╭─ The data

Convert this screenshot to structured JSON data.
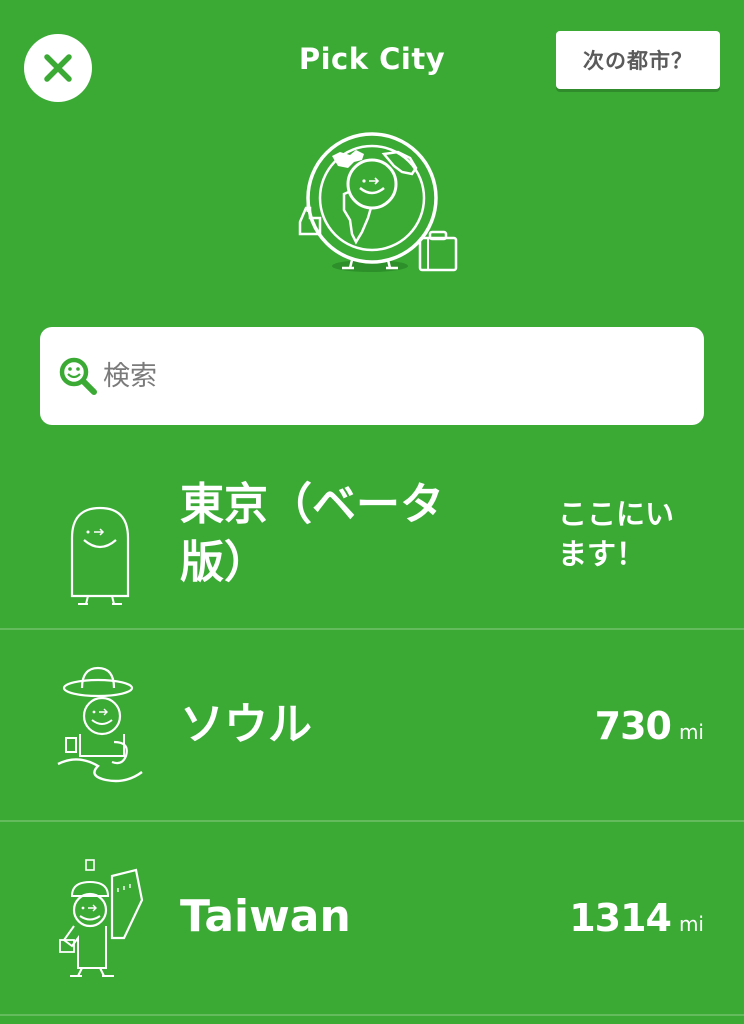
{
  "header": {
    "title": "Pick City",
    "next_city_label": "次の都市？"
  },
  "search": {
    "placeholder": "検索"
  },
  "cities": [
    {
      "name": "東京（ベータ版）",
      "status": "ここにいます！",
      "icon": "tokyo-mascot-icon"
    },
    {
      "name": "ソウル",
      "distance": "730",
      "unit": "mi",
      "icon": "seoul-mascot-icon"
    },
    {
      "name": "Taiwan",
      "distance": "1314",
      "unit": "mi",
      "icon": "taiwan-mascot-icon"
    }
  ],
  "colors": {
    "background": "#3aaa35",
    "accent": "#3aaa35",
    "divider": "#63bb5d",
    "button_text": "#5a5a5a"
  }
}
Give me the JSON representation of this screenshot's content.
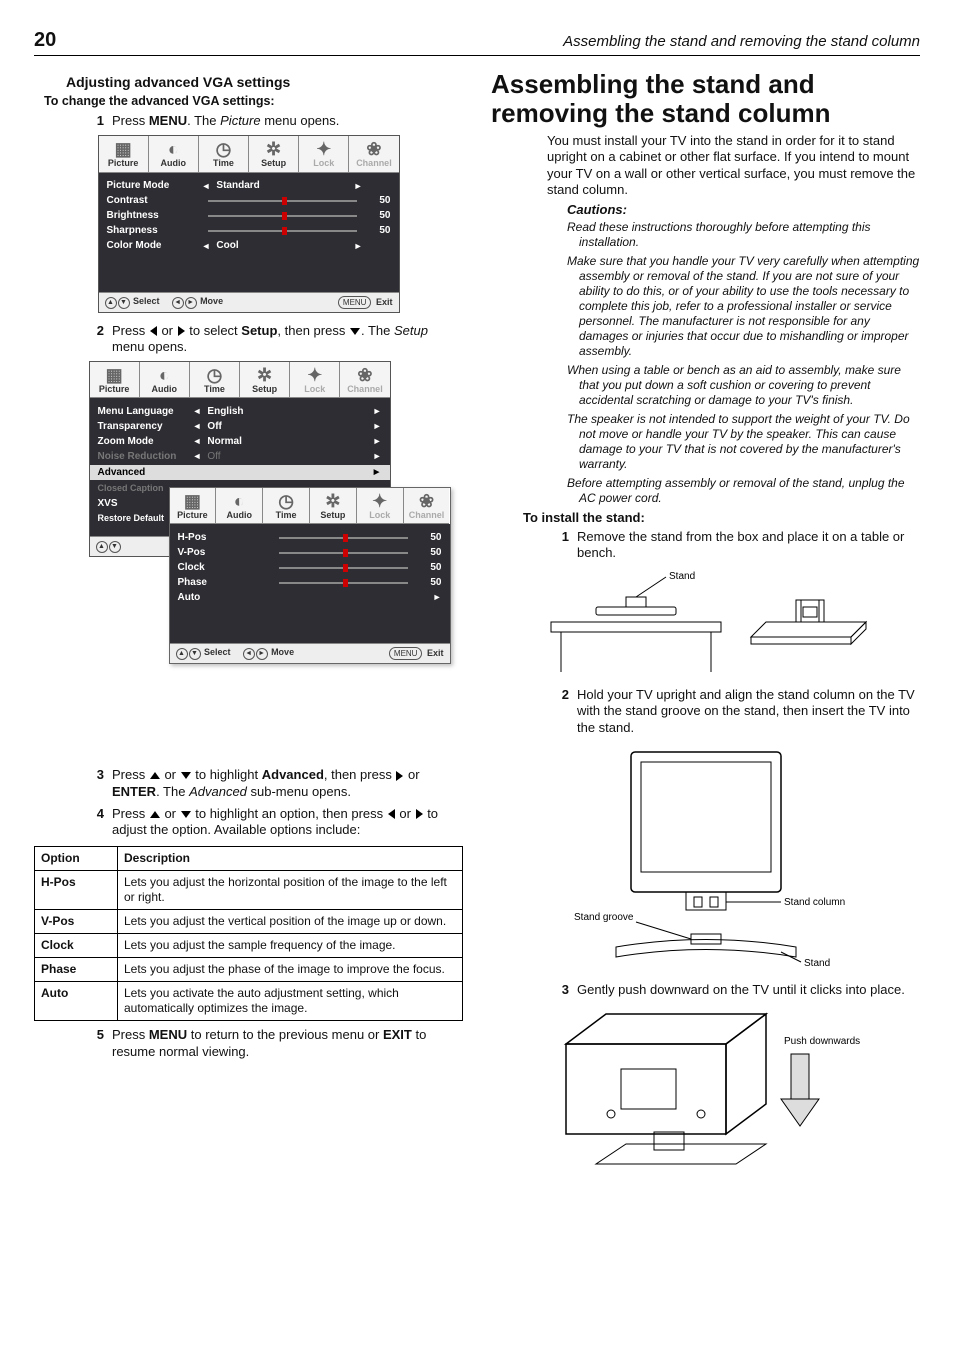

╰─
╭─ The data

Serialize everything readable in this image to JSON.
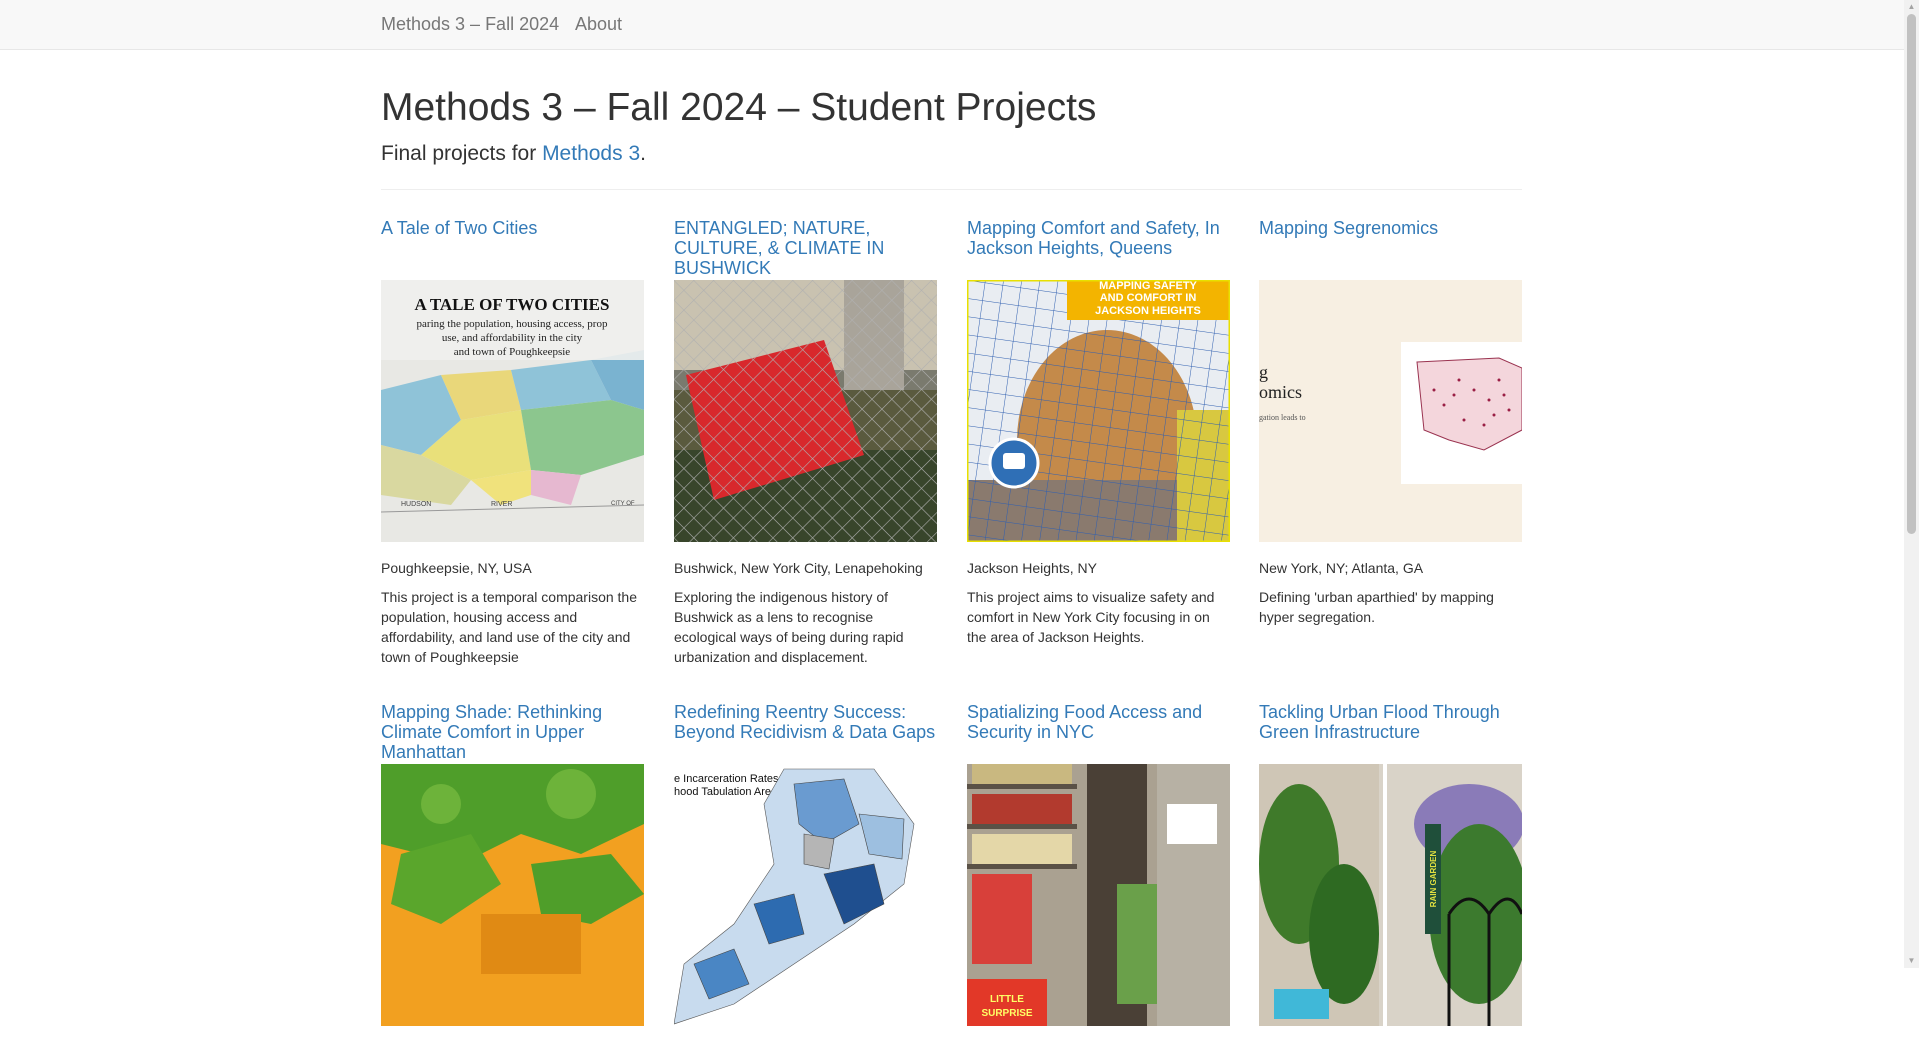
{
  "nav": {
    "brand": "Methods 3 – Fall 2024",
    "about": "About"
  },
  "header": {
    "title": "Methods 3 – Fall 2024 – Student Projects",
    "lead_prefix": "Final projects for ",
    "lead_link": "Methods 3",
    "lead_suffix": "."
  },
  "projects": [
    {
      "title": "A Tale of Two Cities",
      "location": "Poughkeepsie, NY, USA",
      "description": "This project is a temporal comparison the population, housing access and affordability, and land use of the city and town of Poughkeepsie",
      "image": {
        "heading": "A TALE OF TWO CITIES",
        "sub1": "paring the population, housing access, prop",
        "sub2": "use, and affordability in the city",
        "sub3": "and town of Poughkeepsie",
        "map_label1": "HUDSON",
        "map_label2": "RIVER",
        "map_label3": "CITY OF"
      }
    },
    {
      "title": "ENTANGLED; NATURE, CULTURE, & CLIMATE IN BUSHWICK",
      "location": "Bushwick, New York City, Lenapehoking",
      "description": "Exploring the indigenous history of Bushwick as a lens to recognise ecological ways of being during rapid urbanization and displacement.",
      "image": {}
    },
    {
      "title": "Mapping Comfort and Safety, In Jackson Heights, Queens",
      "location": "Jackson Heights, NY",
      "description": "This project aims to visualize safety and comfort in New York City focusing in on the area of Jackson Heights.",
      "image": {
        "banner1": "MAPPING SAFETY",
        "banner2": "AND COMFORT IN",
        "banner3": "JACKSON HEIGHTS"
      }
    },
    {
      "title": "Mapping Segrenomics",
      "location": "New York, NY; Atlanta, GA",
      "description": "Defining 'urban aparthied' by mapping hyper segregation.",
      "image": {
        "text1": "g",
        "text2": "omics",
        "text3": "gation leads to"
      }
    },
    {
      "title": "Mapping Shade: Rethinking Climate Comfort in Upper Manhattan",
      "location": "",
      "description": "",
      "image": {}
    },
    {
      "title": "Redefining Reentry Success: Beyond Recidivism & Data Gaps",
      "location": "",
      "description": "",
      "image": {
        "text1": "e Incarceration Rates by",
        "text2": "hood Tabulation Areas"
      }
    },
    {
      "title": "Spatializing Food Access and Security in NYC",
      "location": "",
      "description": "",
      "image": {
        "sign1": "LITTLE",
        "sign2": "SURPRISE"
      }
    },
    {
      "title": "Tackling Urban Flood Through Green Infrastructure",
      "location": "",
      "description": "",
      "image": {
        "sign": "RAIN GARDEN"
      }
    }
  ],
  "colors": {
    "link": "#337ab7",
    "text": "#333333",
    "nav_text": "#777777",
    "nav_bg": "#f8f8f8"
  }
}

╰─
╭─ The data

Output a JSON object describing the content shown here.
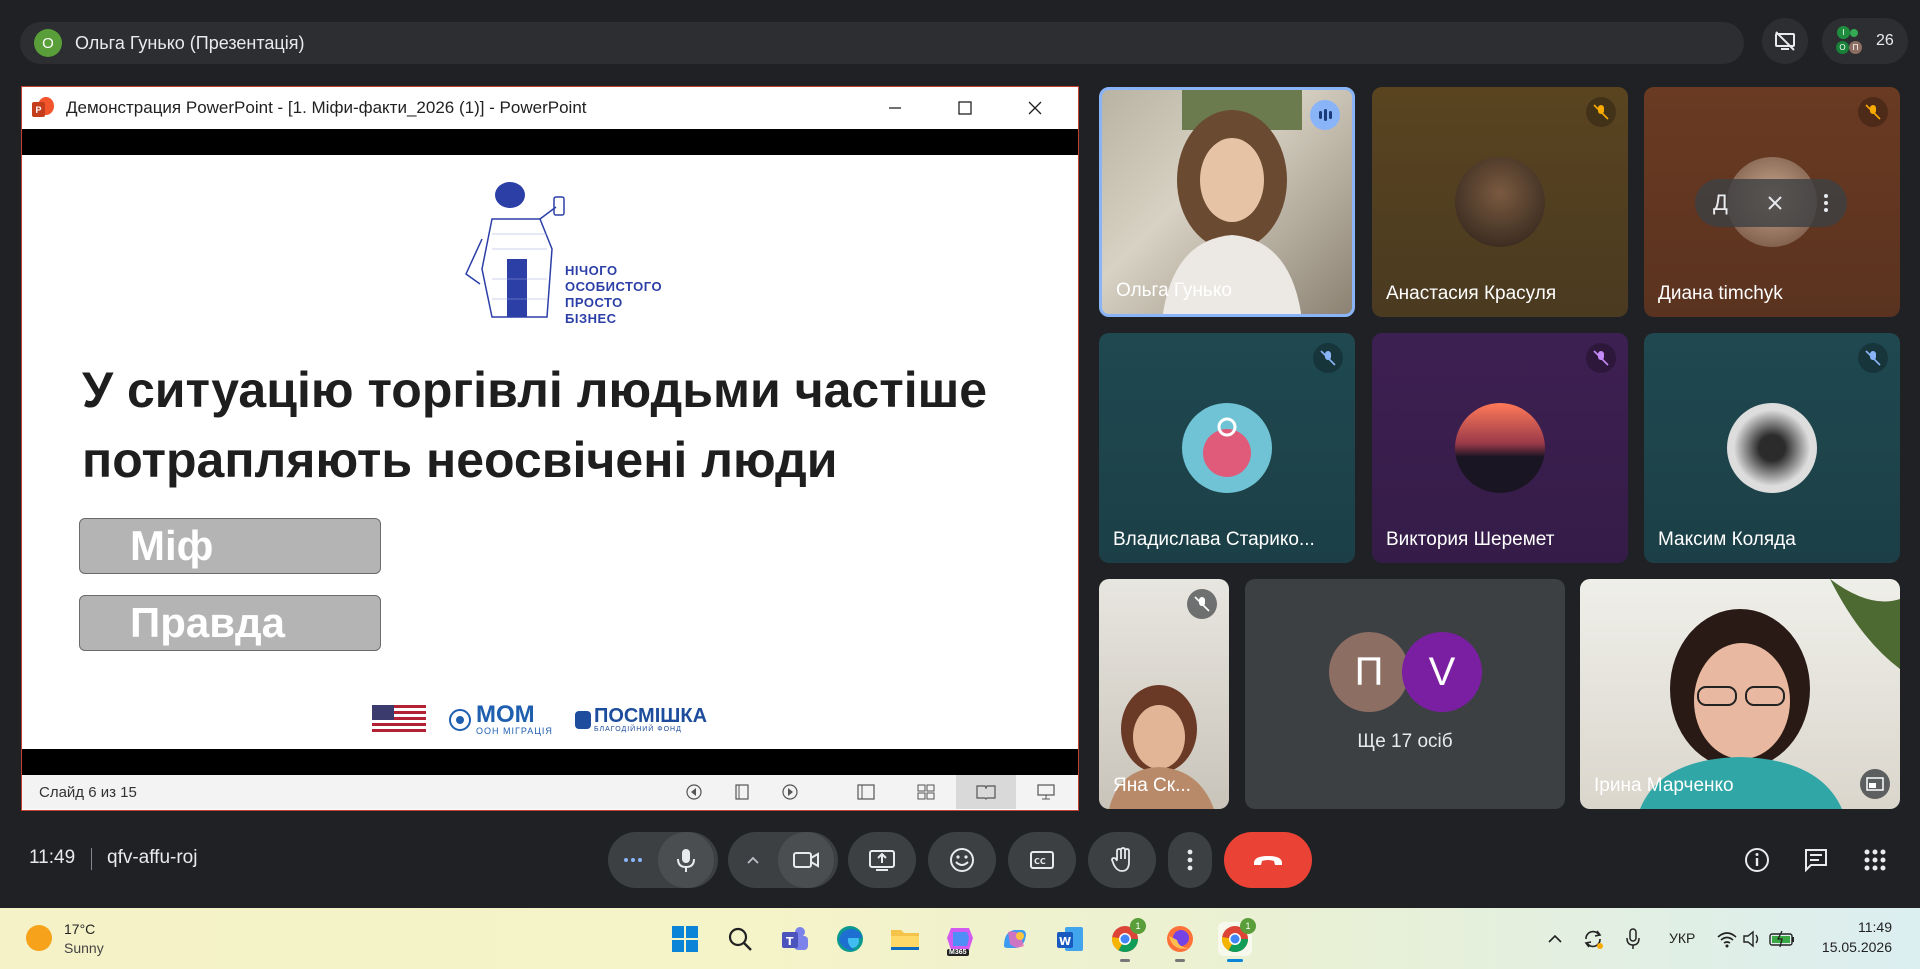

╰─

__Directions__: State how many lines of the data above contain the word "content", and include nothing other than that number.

__Solution for this problem__: 2